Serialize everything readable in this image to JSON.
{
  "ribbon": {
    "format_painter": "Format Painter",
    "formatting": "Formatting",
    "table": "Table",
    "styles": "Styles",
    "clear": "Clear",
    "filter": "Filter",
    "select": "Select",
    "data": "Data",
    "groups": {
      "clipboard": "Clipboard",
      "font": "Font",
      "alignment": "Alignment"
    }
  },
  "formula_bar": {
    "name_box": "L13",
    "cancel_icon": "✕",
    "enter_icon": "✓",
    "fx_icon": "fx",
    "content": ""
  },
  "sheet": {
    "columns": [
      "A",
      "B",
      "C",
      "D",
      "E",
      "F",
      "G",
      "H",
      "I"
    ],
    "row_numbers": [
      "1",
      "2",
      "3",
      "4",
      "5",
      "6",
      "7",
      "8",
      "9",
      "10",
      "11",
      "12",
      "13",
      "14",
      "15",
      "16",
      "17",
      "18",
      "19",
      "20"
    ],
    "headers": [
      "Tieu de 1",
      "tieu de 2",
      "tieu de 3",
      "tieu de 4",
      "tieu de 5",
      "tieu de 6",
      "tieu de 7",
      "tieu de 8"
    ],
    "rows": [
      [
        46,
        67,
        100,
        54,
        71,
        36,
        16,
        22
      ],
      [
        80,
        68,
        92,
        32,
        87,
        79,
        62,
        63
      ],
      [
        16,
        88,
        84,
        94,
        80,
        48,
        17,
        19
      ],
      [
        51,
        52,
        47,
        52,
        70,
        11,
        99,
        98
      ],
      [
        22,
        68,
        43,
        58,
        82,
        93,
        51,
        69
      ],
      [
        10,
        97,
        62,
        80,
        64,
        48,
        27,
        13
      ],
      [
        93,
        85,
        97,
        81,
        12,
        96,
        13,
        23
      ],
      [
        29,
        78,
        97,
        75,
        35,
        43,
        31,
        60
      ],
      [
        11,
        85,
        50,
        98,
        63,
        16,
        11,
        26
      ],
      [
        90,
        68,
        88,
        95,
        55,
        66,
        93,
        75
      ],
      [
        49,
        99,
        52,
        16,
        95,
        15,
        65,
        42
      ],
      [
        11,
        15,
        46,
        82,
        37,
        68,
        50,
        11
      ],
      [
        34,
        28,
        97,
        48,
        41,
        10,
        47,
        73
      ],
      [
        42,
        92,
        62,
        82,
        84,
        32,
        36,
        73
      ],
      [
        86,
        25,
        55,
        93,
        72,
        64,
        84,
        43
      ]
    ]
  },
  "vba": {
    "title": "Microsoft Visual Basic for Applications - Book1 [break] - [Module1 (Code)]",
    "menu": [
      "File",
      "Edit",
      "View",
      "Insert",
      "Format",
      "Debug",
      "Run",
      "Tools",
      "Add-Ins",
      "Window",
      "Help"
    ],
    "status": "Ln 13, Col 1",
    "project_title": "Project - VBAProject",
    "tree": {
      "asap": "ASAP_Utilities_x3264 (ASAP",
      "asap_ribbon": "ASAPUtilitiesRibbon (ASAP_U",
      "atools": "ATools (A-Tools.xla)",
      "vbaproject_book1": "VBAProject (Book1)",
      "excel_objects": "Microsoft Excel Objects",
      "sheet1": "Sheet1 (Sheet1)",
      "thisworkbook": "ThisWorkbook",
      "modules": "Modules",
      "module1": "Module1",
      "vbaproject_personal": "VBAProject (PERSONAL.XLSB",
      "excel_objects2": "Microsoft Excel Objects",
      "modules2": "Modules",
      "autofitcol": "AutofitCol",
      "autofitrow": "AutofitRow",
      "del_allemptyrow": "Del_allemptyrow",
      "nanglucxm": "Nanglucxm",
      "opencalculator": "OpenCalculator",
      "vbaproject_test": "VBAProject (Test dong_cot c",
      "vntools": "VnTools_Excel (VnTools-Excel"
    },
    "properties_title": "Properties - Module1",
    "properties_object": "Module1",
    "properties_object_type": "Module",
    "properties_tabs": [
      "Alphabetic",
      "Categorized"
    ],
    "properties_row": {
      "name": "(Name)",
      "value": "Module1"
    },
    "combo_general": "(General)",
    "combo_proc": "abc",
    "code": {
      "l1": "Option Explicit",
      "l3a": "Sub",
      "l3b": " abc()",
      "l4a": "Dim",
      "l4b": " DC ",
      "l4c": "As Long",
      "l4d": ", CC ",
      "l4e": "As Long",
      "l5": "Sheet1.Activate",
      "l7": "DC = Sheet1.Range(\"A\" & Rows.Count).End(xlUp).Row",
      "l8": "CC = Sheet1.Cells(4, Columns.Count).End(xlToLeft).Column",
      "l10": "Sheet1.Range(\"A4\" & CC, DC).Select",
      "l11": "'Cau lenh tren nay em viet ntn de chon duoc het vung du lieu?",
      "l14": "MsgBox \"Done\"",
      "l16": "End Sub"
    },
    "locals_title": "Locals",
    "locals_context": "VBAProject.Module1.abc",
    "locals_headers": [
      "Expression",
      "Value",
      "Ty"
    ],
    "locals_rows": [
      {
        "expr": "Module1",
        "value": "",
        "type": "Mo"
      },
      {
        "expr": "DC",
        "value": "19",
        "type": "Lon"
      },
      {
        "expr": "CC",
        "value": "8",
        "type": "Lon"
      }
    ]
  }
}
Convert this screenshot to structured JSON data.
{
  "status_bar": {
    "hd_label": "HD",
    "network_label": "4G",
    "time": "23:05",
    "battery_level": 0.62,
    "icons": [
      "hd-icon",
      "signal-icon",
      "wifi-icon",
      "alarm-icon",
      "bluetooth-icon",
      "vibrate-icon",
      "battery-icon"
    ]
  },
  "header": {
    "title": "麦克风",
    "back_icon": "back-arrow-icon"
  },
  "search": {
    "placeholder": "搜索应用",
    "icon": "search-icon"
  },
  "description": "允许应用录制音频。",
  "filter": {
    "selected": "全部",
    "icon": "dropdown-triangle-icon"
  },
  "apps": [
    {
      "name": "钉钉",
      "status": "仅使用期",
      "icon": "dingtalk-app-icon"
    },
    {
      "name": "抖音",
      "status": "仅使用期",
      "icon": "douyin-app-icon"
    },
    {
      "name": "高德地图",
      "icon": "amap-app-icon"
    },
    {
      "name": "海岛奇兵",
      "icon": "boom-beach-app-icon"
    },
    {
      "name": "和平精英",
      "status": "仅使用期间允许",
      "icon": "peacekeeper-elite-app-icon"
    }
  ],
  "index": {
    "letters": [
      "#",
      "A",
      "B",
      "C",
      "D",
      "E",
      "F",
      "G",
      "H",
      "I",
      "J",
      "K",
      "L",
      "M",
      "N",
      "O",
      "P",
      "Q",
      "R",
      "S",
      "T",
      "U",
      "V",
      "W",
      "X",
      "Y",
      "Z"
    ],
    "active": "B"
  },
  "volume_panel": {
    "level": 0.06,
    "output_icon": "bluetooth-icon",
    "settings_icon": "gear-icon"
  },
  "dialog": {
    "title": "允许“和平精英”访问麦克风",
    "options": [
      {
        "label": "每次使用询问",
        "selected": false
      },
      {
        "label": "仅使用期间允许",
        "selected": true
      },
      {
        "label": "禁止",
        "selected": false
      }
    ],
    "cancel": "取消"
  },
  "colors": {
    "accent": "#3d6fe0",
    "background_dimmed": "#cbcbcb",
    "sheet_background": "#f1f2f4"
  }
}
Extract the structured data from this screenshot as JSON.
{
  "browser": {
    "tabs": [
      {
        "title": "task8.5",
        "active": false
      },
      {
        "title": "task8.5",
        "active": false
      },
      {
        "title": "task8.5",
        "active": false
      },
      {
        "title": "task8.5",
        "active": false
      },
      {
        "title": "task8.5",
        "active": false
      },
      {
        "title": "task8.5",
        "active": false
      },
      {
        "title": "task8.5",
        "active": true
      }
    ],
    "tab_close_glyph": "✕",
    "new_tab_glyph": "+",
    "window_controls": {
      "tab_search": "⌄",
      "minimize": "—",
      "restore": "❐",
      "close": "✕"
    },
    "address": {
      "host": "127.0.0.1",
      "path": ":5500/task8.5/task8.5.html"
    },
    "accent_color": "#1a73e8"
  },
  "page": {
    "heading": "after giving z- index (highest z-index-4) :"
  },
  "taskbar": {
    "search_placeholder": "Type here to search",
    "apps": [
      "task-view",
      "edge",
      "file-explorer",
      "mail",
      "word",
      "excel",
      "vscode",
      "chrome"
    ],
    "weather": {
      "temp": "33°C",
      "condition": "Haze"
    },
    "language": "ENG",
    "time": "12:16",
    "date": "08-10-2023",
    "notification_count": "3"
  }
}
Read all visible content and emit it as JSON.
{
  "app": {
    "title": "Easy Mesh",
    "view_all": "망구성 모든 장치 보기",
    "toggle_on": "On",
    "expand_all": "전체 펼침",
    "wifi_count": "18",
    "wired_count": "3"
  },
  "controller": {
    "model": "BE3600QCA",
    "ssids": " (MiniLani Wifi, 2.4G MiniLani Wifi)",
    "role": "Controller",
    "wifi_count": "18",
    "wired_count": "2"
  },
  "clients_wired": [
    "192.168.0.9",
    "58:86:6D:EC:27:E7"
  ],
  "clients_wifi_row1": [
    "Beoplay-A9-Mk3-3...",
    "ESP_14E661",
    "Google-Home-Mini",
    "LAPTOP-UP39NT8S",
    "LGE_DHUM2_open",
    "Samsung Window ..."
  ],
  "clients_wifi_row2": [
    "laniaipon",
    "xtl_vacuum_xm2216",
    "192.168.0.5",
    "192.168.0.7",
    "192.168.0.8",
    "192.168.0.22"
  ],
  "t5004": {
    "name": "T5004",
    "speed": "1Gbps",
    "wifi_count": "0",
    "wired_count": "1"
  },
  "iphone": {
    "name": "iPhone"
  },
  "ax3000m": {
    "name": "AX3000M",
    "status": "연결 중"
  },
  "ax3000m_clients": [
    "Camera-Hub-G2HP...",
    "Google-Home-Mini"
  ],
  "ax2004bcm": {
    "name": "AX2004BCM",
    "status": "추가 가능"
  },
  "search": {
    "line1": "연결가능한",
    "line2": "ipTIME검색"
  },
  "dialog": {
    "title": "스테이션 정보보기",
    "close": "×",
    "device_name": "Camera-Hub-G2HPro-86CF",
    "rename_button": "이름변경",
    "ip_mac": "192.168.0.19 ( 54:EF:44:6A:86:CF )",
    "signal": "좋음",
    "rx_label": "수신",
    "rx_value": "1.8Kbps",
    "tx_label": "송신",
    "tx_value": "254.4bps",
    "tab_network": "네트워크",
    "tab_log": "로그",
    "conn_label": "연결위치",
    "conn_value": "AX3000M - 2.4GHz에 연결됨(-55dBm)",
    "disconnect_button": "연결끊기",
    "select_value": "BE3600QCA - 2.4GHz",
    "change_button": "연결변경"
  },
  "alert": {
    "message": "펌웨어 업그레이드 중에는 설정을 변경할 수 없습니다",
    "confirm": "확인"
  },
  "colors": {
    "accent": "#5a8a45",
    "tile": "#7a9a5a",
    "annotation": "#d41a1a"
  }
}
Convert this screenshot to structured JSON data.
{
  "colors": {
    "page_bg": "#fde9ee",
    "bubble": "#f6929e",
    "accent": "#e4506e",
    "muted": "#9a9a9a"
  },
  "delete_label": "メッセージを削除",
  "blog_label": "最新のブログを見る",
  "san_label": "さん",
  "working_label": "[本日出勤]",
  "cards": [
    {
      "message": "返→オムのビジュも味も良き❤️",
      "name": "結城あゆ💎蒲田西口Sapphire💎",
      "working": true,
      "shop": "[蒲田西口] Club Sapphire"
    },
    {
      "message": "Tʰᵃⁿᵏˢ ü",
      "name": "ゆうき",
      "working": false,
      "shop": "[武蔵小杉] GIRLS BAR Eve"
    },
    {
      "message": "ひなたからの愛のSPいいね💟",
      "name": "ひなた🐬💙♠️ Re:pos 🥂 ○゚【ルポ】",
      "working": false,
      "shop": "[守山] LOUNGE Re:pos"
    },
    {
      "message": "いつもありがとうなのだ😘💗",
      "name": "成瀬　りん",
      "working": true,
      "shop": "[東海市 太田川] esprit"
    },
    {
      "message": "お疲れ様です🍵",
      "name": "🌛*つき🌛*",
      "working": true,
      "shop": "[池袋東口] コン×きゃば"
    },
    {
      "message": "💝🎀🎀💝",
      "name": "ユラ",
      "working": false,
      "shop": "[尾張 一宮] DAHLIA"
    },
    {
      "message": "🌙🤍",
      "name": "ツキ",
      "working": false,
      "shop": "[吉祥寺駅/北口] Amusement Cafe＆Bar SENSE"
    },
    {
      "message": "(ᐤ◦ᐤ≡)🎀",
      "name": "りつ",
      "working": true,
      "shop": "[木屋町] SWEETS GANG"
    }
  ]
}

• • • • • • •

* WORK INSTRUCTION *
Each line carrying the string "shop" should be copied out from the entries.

* TASK OUTPUT *
      "shop": "[蒲田西口] Club Sapphire"
      "shop": "[武蔵小杉] GIRLS BAR Eve"
      "shop": "[守山] LOUNGE Re:pos"
      "shop": "[東海市 太田川] esprit"
      "shop": "[池袋東口] コン×きゃば"
      "shop": "[尾張 一宮] DAHLIA"
      "shop": "[吉祥寺駅/北口] Amusement Cafe＆Bar SENSE"
      "shop": "[木屋町] SWEETS GANG"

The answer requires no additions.